Saltburn: black comedy thriller send-up of British elites and modern British culture

Emerald Fennell, “Saltburn” (2023)

Arriving in Sydney with little fanfare, “Saltburn” initially presents as a more contemporary variation of “Brideshead Revisited” with the latter’s hints of a homoerotic relationship finally out loud and proud in the open – but this satire of the British upper classes, and their customs, rituals, traditions and the psychological damage and other unfortunate consequences their lifestyles lead to, is enlivened by a plot that borrows liberally from Patricia Highsmith’s “The Talented Mr Ripley”. The plot may also say something about how modern Western culture, intersecting with British values, diminishes everybody regardless of social stature and enables individuals of a sociopathic bent to manipulate other people’s kindness and compassion, and ultimately to dispose of them in sadistic and brutal ways.
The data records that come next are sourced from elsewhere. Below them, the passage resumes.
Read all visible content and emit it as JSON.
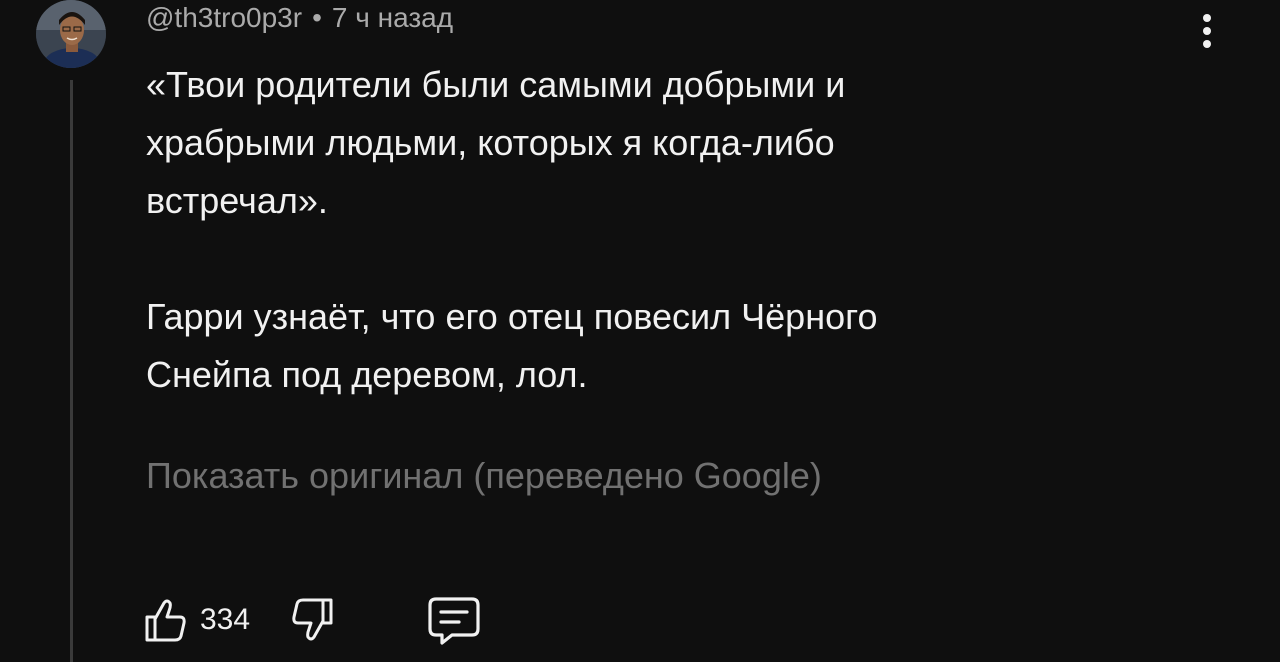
{
  "comment": {
    "author": "@th3tro0p3r",
    "separator": "•",
    "time": "7 ч назад",
    "text_lines": [
      "«Твои родители были самыми добрыми и",
      "храбрыми людьми, которых я когда-либо",
      "встречал».",
      "Гарри узнаёт, что его отец повесил Чёрного",
      "Снейпа под деревом, лол."
    ],
    "translate_label": "Показать оригинал (переведено Google)",
    "like_count": "334"
  },
  "icons": {
    "avatar": "user-avatar",
    "more": "more-vertical-icon",
    "like": "thumbs-up-icon",
    "dislike": "thumbs-down-icon",
    "reply": "comment-reply-icon"
  },
  "colors": {
    "background": "#0f0f0f",
    "text": "#f1f1f1",
    "meta": "#aaaaaa",
    "muted": "#717171"
  }
}
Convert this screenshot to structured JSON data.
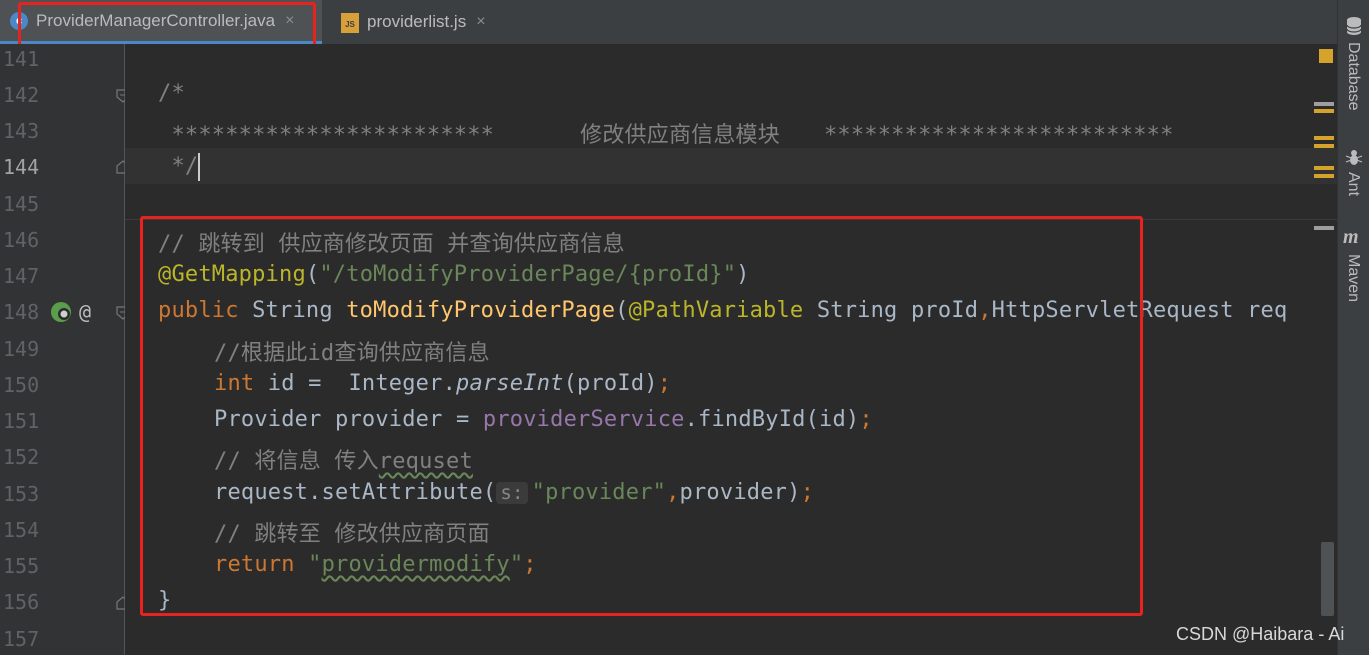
{
  "tabs": [
    {
      "label": "ProviderManagerController.java",
      "icon": "java-class-icon",
      "close": "×"
    },
    {
      "label": "providerlist.js",
      "icon": "js-file-icon",
      "close": "×"
    }
  ],
  "line_numbers": [
    "141",
    "142",
    "143",
    "144",
    "145",
    "146",
    "147",
    "148",
    "149",
    "150",
    "151",
    "152",
    "153",
    "154",
    "155",
    "156",
    "157"
  ],
  "code": {
    "l142": "/*",
    "l143_stars": " ************************",
    "l143_title": "修改供应商信息模块",
    "l143_stars_end": "**************************",
    "l144": " */",
    "l146": "// 跳转到 供应商修改页面 并查询供应商信息",
    "l147_annotation": "@GetMapping",
    "l147_paren_open": "(",
    "l147_string": "\"/toModifyProviderPage/{proId}\"",
    "l147_paren_close": ")",
    "l148_public": "public",
    "l148_type": " String ",
    "l148_method": "toModifyProviderPage",
    "l148_paren": "(",
    "l148_annotation": "@PathVariable",
    "l148_param1": " String proId",
    "l148_comma": ",",
    "l148_param2": "HttpServletRequest req",
    "l149": "//根据此id查询供应商信息",
    "l150_kw": "int",
    "l150_rest": " id =  Integer.",
    "l150_method": "parseInt",
    "l150_args": "(proId)",
    "l150_semi": ";",
    "l151_start": "Provider provider = ",
    "l151_field": "providerService",
    "l151_rest": ".findById(id)",
    "l151_semi": ";",
    "l152_prefix": "// 将信息 传入",
    "l152_typo": "requset",
    "l153_start": "request.setAttribute(",
    "l153_hint": "s:",
    "l153_string": "\"provider\"",
    "l153_comma": ",",
    "l153_rest": "provider)",
    "l153_semi": ";",
    "l154": "// 跳转至 修改供应商页面",
    "l155_kw": "return",
    "l155_quote_open": "\"",
    "l155_string": "providermodify",
    "l155_quote_close": "\"",
    "l155_semi": ";",
    "l156": "}"
  },
  "gutter_icons": {
    "run": "spring-mapping-icon",
    "at": "@"
  },
  "right_panel": {
    "database": "Database",
    "ant": "Ant",
    "maven": "Maven"
  },
  "watermark": "CSDN @Haibara - Ai",
  "colors": {
    "background": "#2b2b2b",
    "keyword": "#cc7832",
    "annotation": "#bbb529",
    "string": "#6a8759",
    "comment": "#808080",
    "method": "#ffc66d",
    "field": "#9876aa",
    "highlight_box": "#e8231f"
  }
}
Scouser undergraduate Oliver Quick (Barry Keoghan) arrives at Oxford University on a scholarship and almost immediately is scorned by the other students there because he wears cheap clothes and doesn’t come from the right background. After a hard time from the other students and feeling quite lonely and alienated, he comes under the wing of aristocrat student Felix Catton (Jacob Elordi) who invites him to spend summer holidays with his family at Saltburn, the Catton family estate. On arrival there, Oliver meets Felix’s rather batty family: absent-minded father James (Richard E Grant), vague mum Lady Elspeth (Rosamund Pike), nymphomaniac teen sister Venetia (Alison Oliver), American cousin Farleigh Start (Archie Madekwe), butler Duncan (Paul Rhys) and Lady Elspeth’s friend Pamela (Carey Mulligan).

From then on, despite long days lazing around the pool, getting drunk, watching trash television and dressing up for evening dinners, Oliver finds things are not quite what they seem and tension with Felix and other family members – especially with Farleigh who, like Oliver, is an outsider and rather suspicious of Oliver’s presence at Saltburn – steadily increases through various scenes of deliciously black comedy. Along the way the plot drops several hints that Oliver may not be all he claims to be, though these hints seem fairly innocent enough and we assume that he simply has the hots for Felix and possibly also for Venetia. Farleigh spies on him and tittle-tattles to other family members. Eventually a crisis develops with someone’s death at a fancy dress birthday party thrown for Oliver, and eventually the plot undergoes a horrific twist that casts everything that has happened up to this point in a completely new light.

For the plot to work as effectively as it does, Keoghan puts in a superb performance as Oliver who develops from uncertain and insecure young student to inquisitive house guest to (spoiler alert) confident and cunning liar / sociopath determined to get what he wants, to the extent of manipulating events as well as people. Elordi and Madekwe play their roles well as potential antagonists who nearly uncover Oliver’s scheming but end up being knocked out of the way. Praise should also go to the cinematography which turns the Saltburn estate with its labyrinth garden and equally labyrinthine interiors into a Gothic character in its own right. The music soundtrack, while loud and brash, features cunningly selected pop songs like the Pet Shops Boys’ “Rent” and Sophie Ellis Baxtor’s “Murder on the Dancefloor” that comment on the plot and its action.

Although the Catton family members are presented as stereotypes – dotty, casually cruel parents and troubled offspring who find solace in drink, drugs and sex – the actors who play them do so convincingly enough that viewers can glimpse the dysfunctional nature of the British upper classes and the sterility of the culture that produces them and individuals like Oliver who take advantage of the vulnerabilities and weaknesses of the elites for their own selfish reasons. When the end credits arrive, we find though that we can’t quite summon up the anger and sorrow we think we ought to feel for the self-absorbed and feckless Cattons while we might secretly admire the demented and obsessive sociopath who reclaimed for the lower classes the wealth that had been stolen from them generations ago during Britain’s imperial age. What does this say though for the lower classes, that the only way to bring the elites down and spread Britain’s wealth fairly is to descend to the same levels of manipulation and murder that the political, economic and social elites of the past brought to their own people and to the peoples of their empire?